The work of Joke Hansen (°1979) manifests itself as a large collection of questions regarding the how and what of painting. In her work Hansen is incessantly on the move, in search of the next step, the next level, trying to find answers to painterly questions that arise. The constant movement during this search is what often constitutes the subject matter of her visual language. For example in the paintings Maze (2020) and Minecraft (2020), the two paintings seem to represent a walking or climbing course, with titles that refer to the world of computers and gaming. However, here it’s not the player who takes on the role of an avatar and has to go on an adventure tour to overcome all kinds of obstacles and climb further and further each time. Here, it’ s the artist herself and subsequently the viewer, who goes on an endless journey of looking, reviewing and recalibrating. In this same endless loop of exercise, Hansen’s working method circles non-stop around paintings, collages and sculptures. The discipline of painting is the unmistakable axis which propels her visual conception, the leitmotiv in her relentless search for the right image. By exploring the boundaries of the medium to the bone in terms of shape, surface and paint, her works often present themselves almost as fremdkörper, as if they themselves are surprised of what they’ve become.
This not shying away from fundamental questions regarding painting, the inexhaustible search and the radical push-through of painting on canvas led, some two years ago, to Hansens first cut outs and shaped canvases, which can be seen in this exhibition. Ever since, her practice has become a permanent and almost obsessive attempt to break out of the traditional canvas, in constant discussion and manipulation of the classical canvas or panel in its closed form; rectangle, square, circle, oval. A road to be taken is often the subject of a painting: a tube structure, u-shaped pipes, technical environments, an exhaust pipe that flows into a cloud that seems to have become an onomatopee for an exit. Works such as U-turn (2018), Funk (2019) and Mogwai (2020) are great examples of this. Hansen’s work sometimes leads to very futuristic fantasy images which are humanized here and there by adding eyes (looking back at the viewer). Other forms remind us, almost in a Baldessari way, of human senses and give the paintings a self-conscious character, reversing the direction of viewer.
Only two of the fourteen works on show in ‘SAMPLES’ are painted on a rectangular canvas. In these paintings there are already references to the later sculpted canvases, yet still neatly within the expectations of the standardized outline of a canvas. This involuntarily raises a new awareness for the viewer: the focus in freely formed canvases will not be so much on the ‘what (is pictured here)’ but on the ‘how (is it pictured)’.

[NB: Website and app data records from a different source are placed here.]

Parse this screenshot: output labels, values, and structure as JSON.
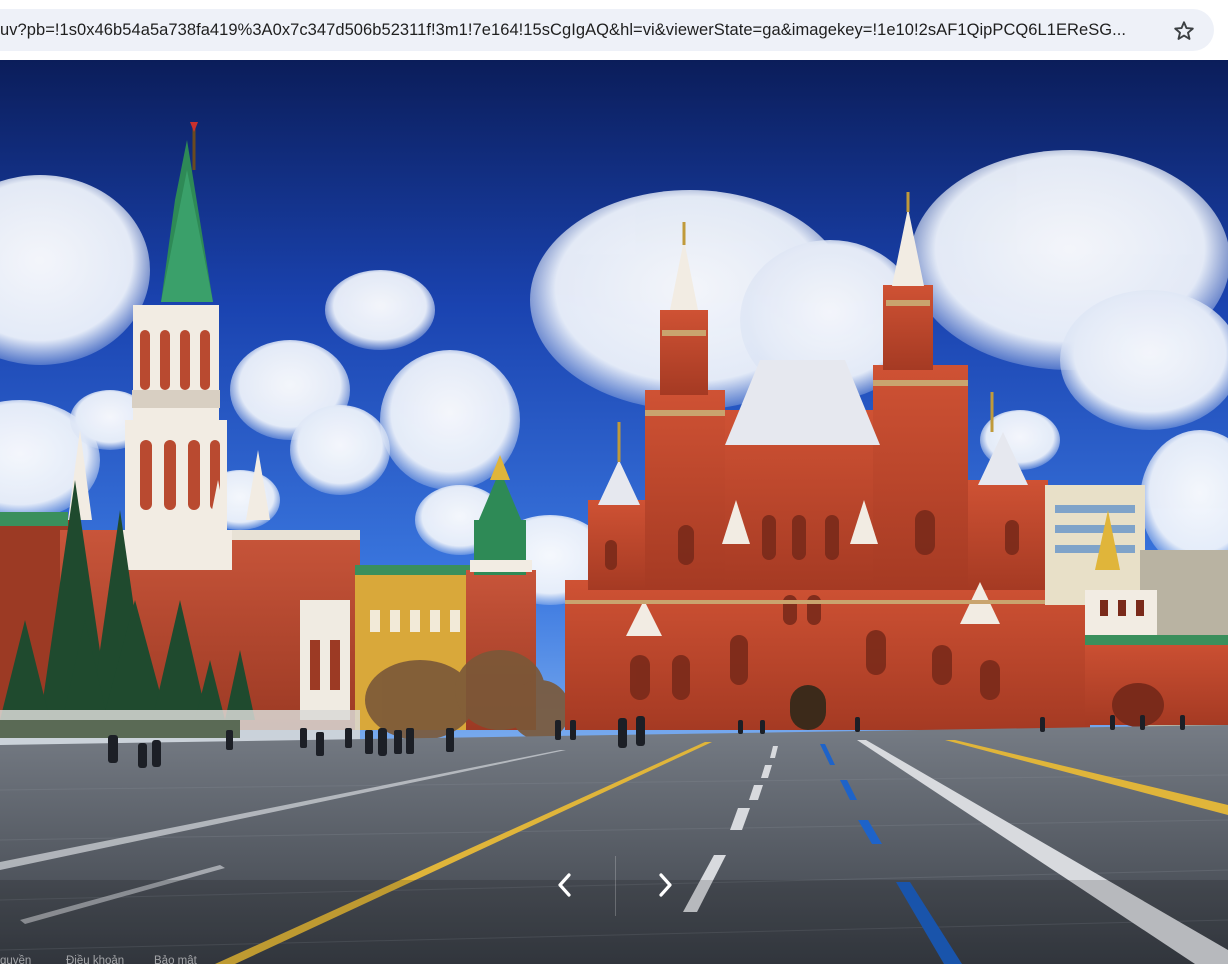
{
  "browser": {
    "url": "uv?pb=!1s0x46b54a5a738fa419%3A0x7c347d506b52311f!3m1!7e164!15sCgIgAQ&hl=vi&viewerState=ga&imagekey=!1e10!2sAF1QipPCQ6L1EReSG...",
    "bookmark_icon": "star-outline-icon"
  },
  "viewer": {
    "prev_icon": "chevron-left-icon",
    "next_icon": "chevron-right-icon"
  },
  "footer": {
    "links": [
      "quyền",
      "Điều khoản",
      "Bảo mật"
    ]
  },
  "colors": {
    "sky": "#1f4fc2",
    "kremlin_brick": "#b94a30",
    "museum_brick": "#c0452c",
    "spire_green": "#2e8a56",
    "pavement": "#4f5660",
    "road_line_yellow": "#e0b53a",
    "road_line_blue": "#1e63c9"
  }
}
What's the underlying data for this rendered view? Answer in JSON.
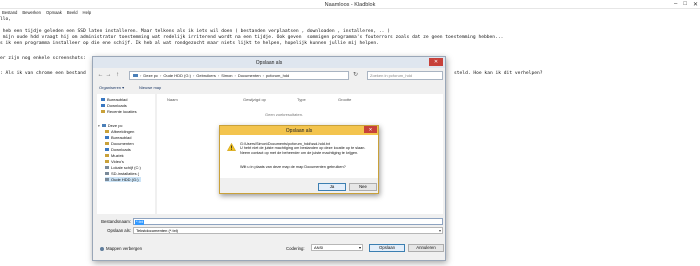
{
  "notepad": {
    "title": "Naamloos - Kladblok",
    "menu": [
      "Bestand",
      "Bewerken",
      "Opmaak",
      "Beeld",
      "Help"
    ],
    "lines": [
      "llo,",
      "",
      " heb een tijdje geleden een SSD laten installeren. Maar telkens als ik iets wil doen ( bestanden verplaatsen , downloaden , installeren, .. )",
      " mijn oude hdd vraagt hij om administrator toestemming wat redelijk irriterend wordt na een tijdje. Ook geven  sommigen programma's fouterrors zoals dat ze geen toestemming hebben...",
      "s ik een programma installeer op die ene schijf. Ik heb al wat rondgezocht maar niets lijkt te helpen, hopelijk kunnen jullie mij helpen.",
      "",
      "er zijn nog enkele screenshots:",
      "",
      ": Als ik van chrome een bestand"
    ],
    "line_right": "steld. Hoe kan ik dit verhelpen?"
  },
  "save_dialog": {
    "title": "Opslaan als",
    "close": "✕",
    "path": [
      "Deze pc",
      "Oude HDD (G:)",
      "Gebruikers",
      "Simon",
      "Documenten",
      "pcforum_hdd"
    ],
    "search_placeholder": "Zoeken in pcforum_hdd",
    "toolbar": {
      "organize": "Organiseren ▾",
      "new_folder": "Nieuwe map"
    },
    "sidebar": [
      "Bureaublad",
      "Downloads",
      "Recente locaties",
      "",
      "Deze pc",
      "Afbeeldingen",
      "Bureaublad",
      "Documenten",
      "Downloads",
      "Muziek",
      "Video's",
      "Lokale schijf (C:)",
      "SD-installaties (",
      "Oude HDD (G:)"
    ],
    "columns": [
      "Naam",
      "Gewijzigd op",
      "Type",
      "Grootte"
    ],
    "empty_text": "Geen zoekresultaten.",
    "filename_label": "Bestandsnaam:",
    "filename_value": "*.txt",
    "filetype_label": "Opslaan als:",
    "filetype_value": "Tekstdocumenten (*.txt)",
    "hide_folders": "Mappen verbergen",
    "encoding_label": "Codering:",
    "encoding_value": "ANSI",
    "save_button": "Opslaan",
    "cancel_button": "Annuleren"
  },
  "error_dialog": {
    "title": "Opslaan als",
    "close": "✕",
    "message_lines": [
      "G:\\Users\\Simon\\Documents\\pcforum_hdd\\ssd-hdd.txt",
      "U hebt niet de juiste machtiging om bestanden op deze locatie op te slaan.",
      "Neem contact op met de beheerder om de juiste machtiging te krijgen."
    ],
    "question": "Wilt u in plaats van deze map de map Documenten gebruiken?",
    "yes": "Ja",
    "no": "Nee"
  },
  "colors": {
    "warning_yellow": "#f3c44e",
    "accent_blue": "#3399ff",
    "close_red": "#c7413a"
  }
}
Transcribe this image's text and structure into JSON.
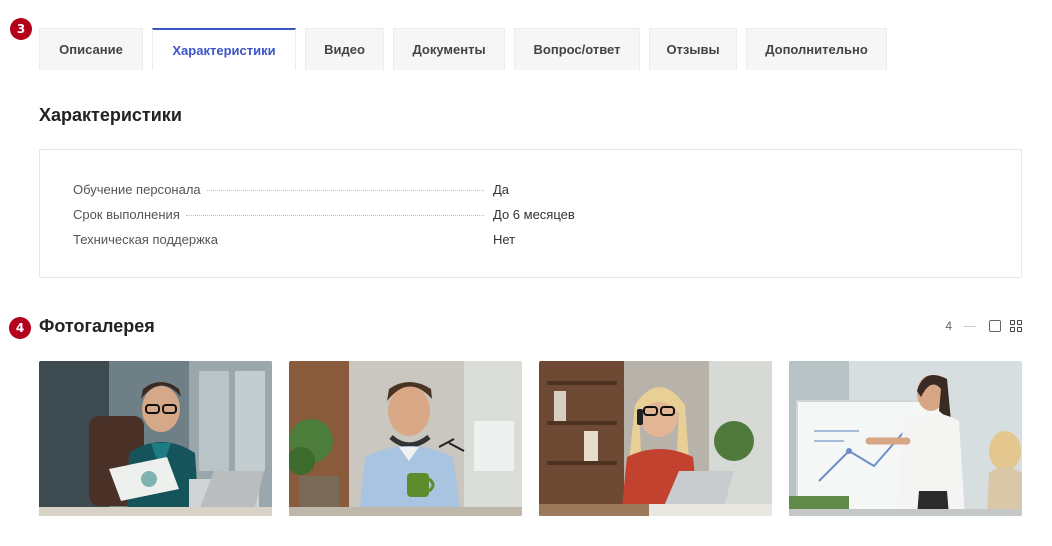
{
  "badges": {
    "tabs_step": "3",
    "gallery_step": "4"
  },
  "tabs": [
    {
      "label": "Описание",
      "active": false
    },
    {
      "label": "Характеристики",
      "active": true
    },
    {
      "label": "Видео",
      "active": false
    },
    {
      "label": "Документы",
      "active": false
    },
    {
      "label": "Вопрос/ответ",
      "active": false
    },
    {
      "label": "Отзывы",
      "active": false
    },
    {
      "label": "Дополнительно",
      "active": false
    }
  ],
  "characteristics": {
    "title": "Характеристики",
    "rows": [
      {
        "name": "Обучение персонала",
        "value": "Да"
      },
      {
        "name": "Срок выполнения",
        "value": "До 6 месяцев"
      },
      {
        "name": "Техническая поддержка",
        "value": "Нет"
      }
    ]
  },
  "gallery": {
    "title": "Фотогалерея",
    "count": "4",
    "photos": [
      {
        "icon": "photo-man-glasses-laptop"
      },
      {
        "icon": "photo-man-headphones-coffee"
      },
      {
        "icon": "photo-woman-phone-laptop"
      },
      {
        "icon": "photo-woman-whiteboard"
      }
    ]
  },
  "colors": {
    "accent": "#3b54c6",
    "badge": "#b3001b"
  }
}
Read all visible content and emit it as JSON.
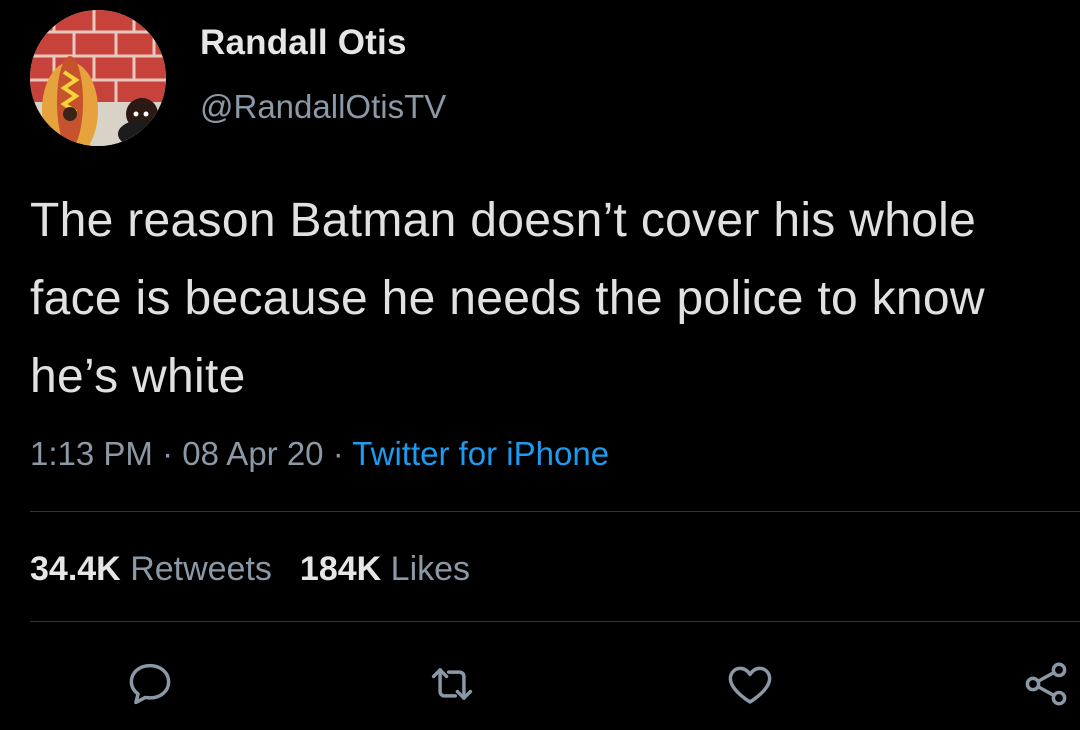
{
  "tweet": {
    "author": {
      "display_name": "Randall Otis",
      "handle": "@RandallOtisTV",
      "avatar": "hotdog-costume-photo"
    },
    "text": "The reason Batman doesn’t cover his whole face is because he needs the police to know he’s white",
    "time": "1:13 PM",
    "date": "08 Apr 20",
    "separator": "·",
    "source": "Twitter for iPhone",
    "stats": {
      "retweets_count": "34.4K",
      "retweets_label": "Retweets",
      "likes_count": "184K",
      "likes_label": "Likes"
    },
    "actions": [
      {
        "name": "reply",
        "icon": "reply-icon"
      },
      {
        "name": "retweet",
        "icon": "retweet-icon"
      },
      {
        "name": "like",
        "icon": "heart-icon"
      },
      {
        "name": "share",
        "icon": "share-icon"
      }
    ]
  },
  "colors": {
    "background": "#000000",
    "text": "#e1e1e1",
    "secondary": "#8b98a5",
    "link": "#1d9bf0",
    "divider": "#2f3336"
  }
}
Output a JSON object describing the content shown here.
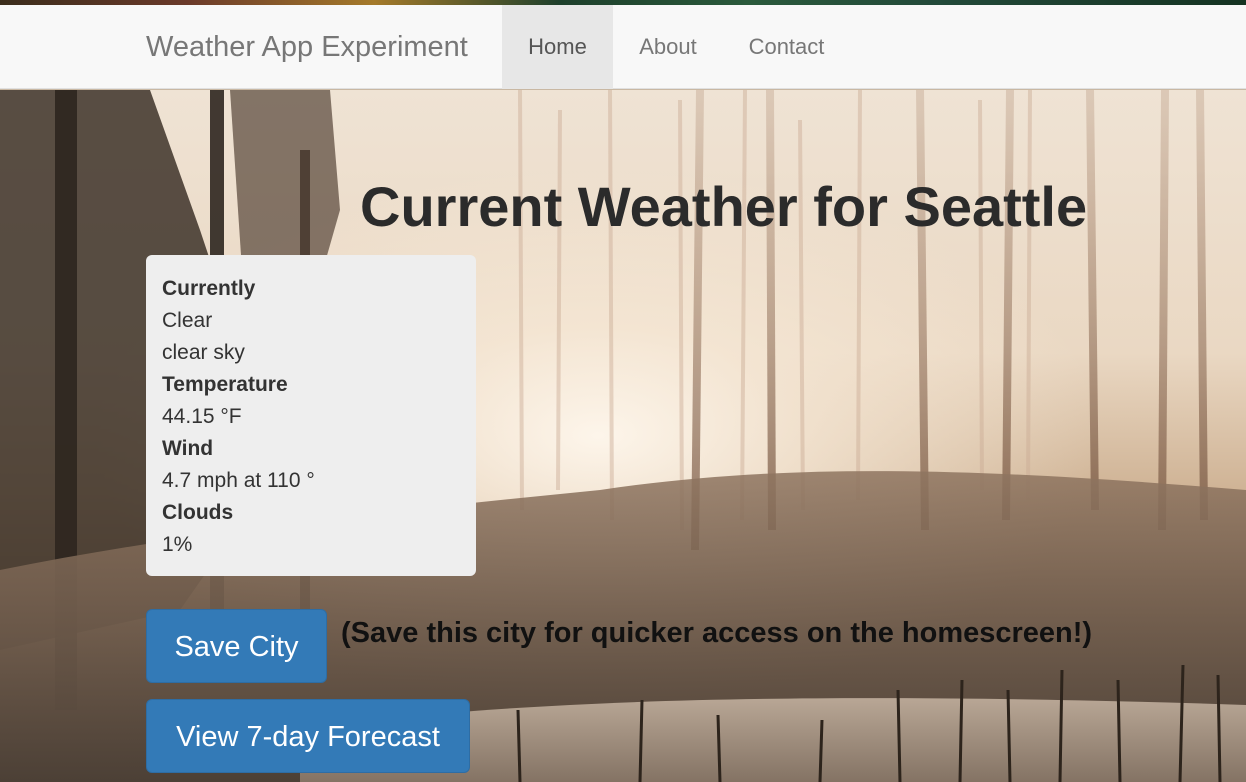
{
  "navbar": {
    "brand": "Weather App Experiment",
    "items": [
      {
        "label": "Home",
        "active": true
      },
      {
        "label": "About",
        "active": false
      },
      {
        "label": "Contact",
        "active": false
      }
    ]
  },
  "main": {
    "title": "Current Weather for Seattle",
    "weather": {
      "currently_label": "Currently",
      "condition": "Clear",
      "description": "clear sky",
      "temperature_label": "Temperature",
      "temperature_value": "44.15 °F",
      "wind_label": "Wind",
      "wind_value": "4.7 mph at 110 °",
      "clouds_label": "Clouds",
      "clouds_value": "1%"
    },
    "save_button_label": "Save City",
    "save_note": "(Save this city for quicker access on the homescreen!)",
    "forecast_button_label": "View 7-day Forecast"
  },
  "colors": {
    "primary": "#337ab7",
    "navbar_bg": "#f8f8f8",
    "nav_active_bg": "#e7e7e7",
    "card_bg": "#eeeeee"
  },
  "background": "foggy-forest-photo"
}
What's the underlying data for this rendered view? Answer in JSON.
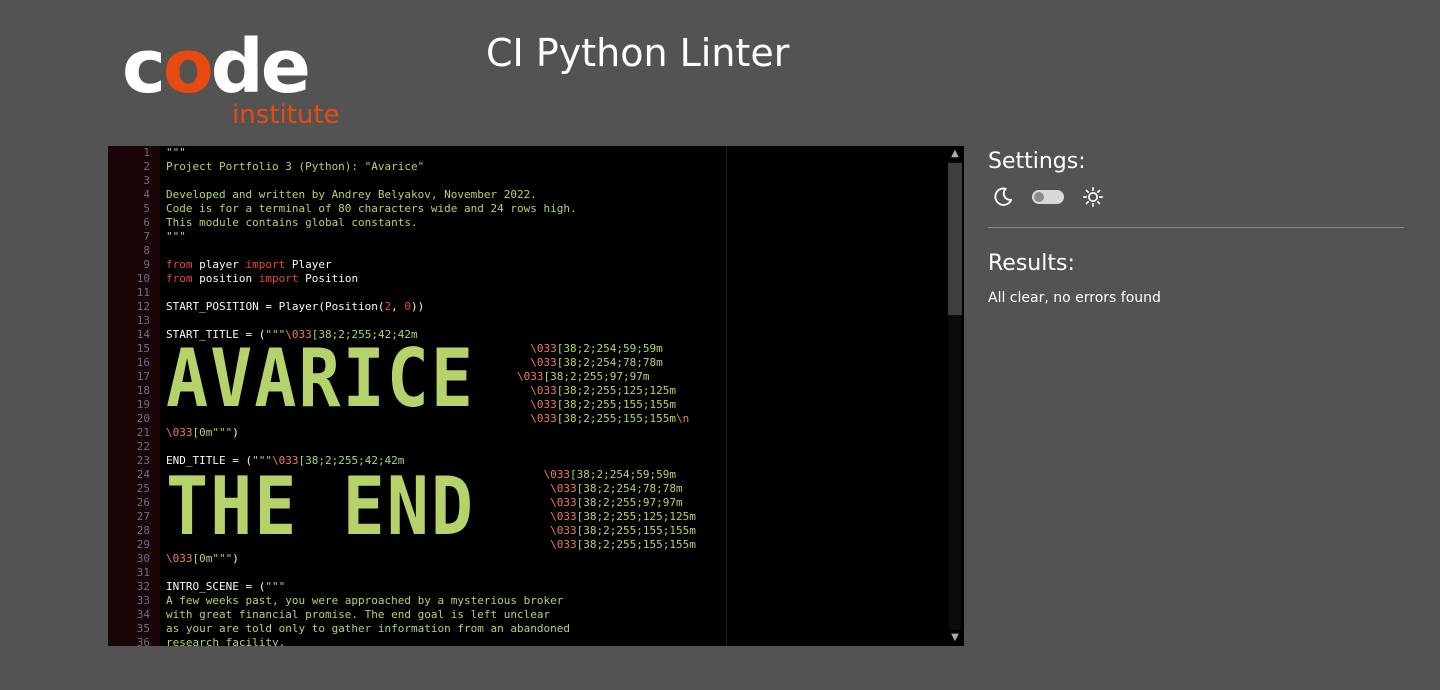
{
  "logo": {
    "word": "code",
    "sub": "institute"
  },
  "title": "CI Python Linter",
  "editor": {
    "lines": [
      {
        "n": "1",
        "parts": [
          {
            "c": "t-str",
            "t": "\"\"\""
          }
        ]
      },
      {
        "n": "2",
        "parts": [
          {
            "c": "t-str",
            "t": "Project Portfolio 3 (Python): \"Avarice\""
          }
        ]
      },
      {
        "n": "3",
        "parts": []
      },
      {
        "n": "4",
        "parts": [
          {
            "c": "t-str",
            "t": "Developed and written by Andrey Belyakov, November 2022."
          }
        ]
      },
      {
        "n": "5",
        "parts": [
          {
            "c": "t-str",
            "t": "Code is for a terminal of 80 characters wide and 24 rows high."
          }
        ]
      },
      {
        "n": "6",
        "parts": [
          {
            "c": "t-str",
            "t": "This module contains global constants."
          }
        ]
      },
      {
        "n": "7",
        "parts": [
          {
            "c": "t-str",
            "t": "\"\"\""
          }
        ]
      },
      {
        "n": "8",
        "parts": []
      },
      {
        "n": "9",
        "parts": [
          {
            "c": "t-kw",
            "t": "from"
          },
          {
            "c": "t-plain",
            "t": " player "
          },
          {
            "c": "t-kw",
            "t": "import"
          },
          {
            "c": "t-plain",
            "t": " Player"
          }
        ]
      },
      {
        "n": "10",
        "parts": [
          {
            "c": "t-kw",
            "t": "from"
          },
          {
            "c": "t-plain",
            "t": " position "
          },
          {
            "c": "t-kw",
            "t": "import"
          },
          {
            "c": "t-plain",
            "t": " Position"
          }
        ]
      },
      {
        "n": "11",
        "parts": []
      },
      {
        "n": "12",
        "parts": [
          {
            "c": "t-plain",
            "t": "START_POSITION = Player(Position("
          },
          {
            "c": "t-num",
            "t": "2"
          },
          {
            "c": "t-plain",
            "t": ", "
          },
          {
            "c": "t-num",
            "t": "0"
          },
          {
            "c": "t-plain",
            "t": "))"
          }
        ]
      },
      {
        "n": "13",
        "parts": []
      },
      {
        "n": "14",
        "parts": [
          {
            "c": "t-plain",
            "t": "START_TITLE = ("
          },
          {
            "c": "t-str",
            "t": "\"\"\""
          },
          {
            "c": "t-esc",
            "t": "\\033"
          },
          {
            "c": "t-str",
            "t": "[38;2;255;42;42m"
          }
        ]
      },
      {
        "n": "15",
        "parts": [
          {
            "c": "t-str",
            "t": "                                                       "
          },
          {
            "c": "t-esc",
            "t": "\\033"
          },
          {
            "c": "t-str",
            "t": "[38;2;254;59;59m"
          }
        ]
      },
      {
        "n": "16",
        "parts": [
          {
            "c": "t-str",
            "t": "                                                       "
          },
          {
            "c": "t-esc",
            "t": "\\033"
          },
          {
            "c": "t-str",
            "t": "[38;2;254;78;78m"
          }
        ]
      },
      {
        "n": "17",
        "parts": [
          {
            "c": "t-str",
            "t": "                                                     "
          },
          {
            "c": "t-esc",
            "t": "\\033"
          },
          {
            "c": "t-str",
            "t": "[38;2;255;97;97m"
          }
        ]
      },
      {
        "n": "18",
        "parts": [
          {
            "c": "t-str",
            "t": "                                                       "
          },
          {
            "c": "t-esc",
            "t": "\\033"
          },
          {
            "c": "t-str",
            "t": "[38;2;255;125;125m"
          }
        ]
      },
      {
        "n": "19",
        "parts": [
          {
            "c": "t-str",
            "t": "                                                       "
          },
          {
            "c": "t-esc",
            "t": "\\033"
          },
          {
            "c": "t-str",
            "t": "[38;2;255;155;155m"
          }
        ]
      },
      {
        "n": "20",
        "parts": [
          {
            "c": "t-str",
            "t": "                                                       "
          },
          {
            "c": "t-esc",
            "t": "\\033"
          },
          {
            "c": "t-str",
            "t": "[38;2;255;155;155m"
          },
          {
            "c": "t-esc",
            "t": "\\n"
          }
        ]
      },
      {
        "n": "21",
        "parts": [
          {
            "c": "t-esc",
            "t": "\\033"
          },
          {
            "c": "t-str",
            "t": "[0m\"\"\""
          },
          {
            "c": "t-plain",
            "t": ")"
          }
        ]
      },
      {
        "n": "22",
        "parts": []
      },
      {
        "n": "23",
        "parts": [
          {
            "c": "t-plain",
            "t": "END_TITLE = ("
          },
          {
            "c": "t-str",
            "t": "\"\"\""
          },
          {
            "c": "t-esc",
            "t": "\\033"
          },
          {
            "c": "t-str",
            "t": "[38;2;255;42;42m"
          }
        ]
      },
      {
        "n": "24",
        "parts": [
          {
            "c": "t-str",
            "t": "                                                         "
          },
          {
            "c": "t-esc",
            "t": "\\033"
          },
          {
            "c": "t-str",
            "t": "[38;2;254;59;59m"
          }
        ]
      },
      {
        "n": "25",
        "parts": [
          {
            "c": "t-str",
            "t": "                                                          "
          },
          {
            "c": "t-esc",
            "t": "\\033"
          },
          {
            "c": "t-str",
            "t": "[38;2;254;78;78m"
          }
        ]
      },
      {
        "n": "26",
        "parts": [
          {
            "c": "t-str",
            "t": "                                                          "
          },
          {
            "c": "t-esc",
            "t": "\\033"
          },
          {
            "c": "t-str",
            "t": "[38;2;255;97;97m"
          }
        ]
      },
      {
        "n": "27",
        "parts": [
          {
            "c": "t-str",
            "t": "                                                          "
          },
          {
            "c": "t-esc",
            "t": "\\033"
          },
          {
            "c": "t-str",
            "t": "[38;2;255;125;125m"
          }
        ]
      },
      {
        "n": "28",
        "parts": [
          {
            "c": "t-str",
            "t": "                                                          "
          },
          {
            "c": "t-esc",
            "t": "\\033"
          },
          {
            "c": "t-str",
            "t": "[38;2;255;155;155m"
          }
        ]
      },
      {
        "n": "29",
        "parts": [
          {
            "c": "t-str",
            "t": "                                                          "
          },
          {
            "c": "t-esc",
            "t": "\\033"
          },
          {
            "c": "t-str",
            "t": "[38;2;255;155;155m"
          }
        ]
      },
      {
        "n": "30",
        "parts": [
          {
            "c": "t-esc",
            "t": "\\033"
          },
          {
            "c": "t-str",
            "t": "[0m\"\"\""
          },
          {
            "c": "t-plain",
            "t": ")"
          }
        ]
      },
      {
        "n": "31",
        "parts": []
      },
      {
        "n": "32",
        "parts": [
          {
            "c": "t-plain",
            "t": "INTRO_SCENE = ("
          },
          {
            "c": "t-str",
            "t": "\"\"\""
          }
        ]
      },
      {
        "n": "33",
        "parts": [
          {
            "c": "t-str",
            "t": "A few weeks past, you were approached by a mysterious broker"
          }
        ]
      },
      {
        "n": "34",
        "parts": [
          {
            "c": "t-str",
            "t": "with great financial promise. The end goal is left unclear"
          }
        ]
      },
      {
        "n": "35",
        "parts": [
          {
            "c": "t-str",
            "t": "as your are told only to gather information from an abandoned"
          }
        ]
      },
      {
        "n": "36",
        "parts": [
          {
            "c": "t-str",
            "t": "research facility."
          }
        ]
      }
    ],
    "ascii_art": [
      "AVARICE",
      "THE END"
    ]
  },
  "settings": {
    "title": "Settings:",
    "theme": "dark"
  },
  "results": {
    "title": "Results:",
    "message": "All clear, no errors found"
  },
  "colors": {
    "background": "#535353",
    "accent": "#e84a0f",
    "string": "#b5d36a",
    "keyword": "#e8473e"
  },
  "icons": {
    "moon": "moon-icon",
    "sun": "sun-icon"
  }
}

When viewing a classic painting, the viewer is more concerned with what the picture represents or means and less concerned with the presence of the canvas as an object, the painting as a physical presence in the room, on the wall. By showing shaped canvases and cut outs, Hansen also brings the viewer to a different level of looking, reading, understanding.
Of course, this rebelling against the defined limits of painterly standards is not new. In the 1960s, for example, Frank Stella decided to remove the leftovers from his compositions in order to nullify the supremacy of the canvas over the image (and vice versa), to break the ‘tyranny’ of the rectangle. This is also an important motivation for Hansen: to free oneself from the dogmatic limitations of the canvas by deciding its shape, hereby determining the entire further creation process during the first act. Hansen explores the dimensions of the medium not only through form but also through the use of paint, pencil lines and brush or comb strokes, hereby releasing all kinds of unexpected shapes, colors and textures on the surface. Searching for expression in different ways of paint application, color use and color combinations becomes an end in itself. For example, a chilly, machine-technological chrome colour is being applied pontifically next to/against a soft pink or light blue pastel shape. In a rather casual manner, hard and soft, loud and quiet, ratio and feeling are placed opposite or next to each other.
Hansen treats them as equal in their appearance and allows the dissonance and the ‘resentment’, the sometimes ‘twisting’ colors to just be there, she lets it happen. The presence of cartoonish elements and references to comics give Hansen’s work an ironic touch and in particular a sharp and witty character. This in turn stimulates the viewer to question his or her way of looking. Her work presents itself as an endless and refreshing sample card of the (painterly) world as it is: nothing is impossible. When this does seem the case, then it’s only a matter of adapting, re-organizing and reforming. The revolution is always at one’s fingertips / is always within reach.
Iris Paschalidis, Gent, 15 maart 2021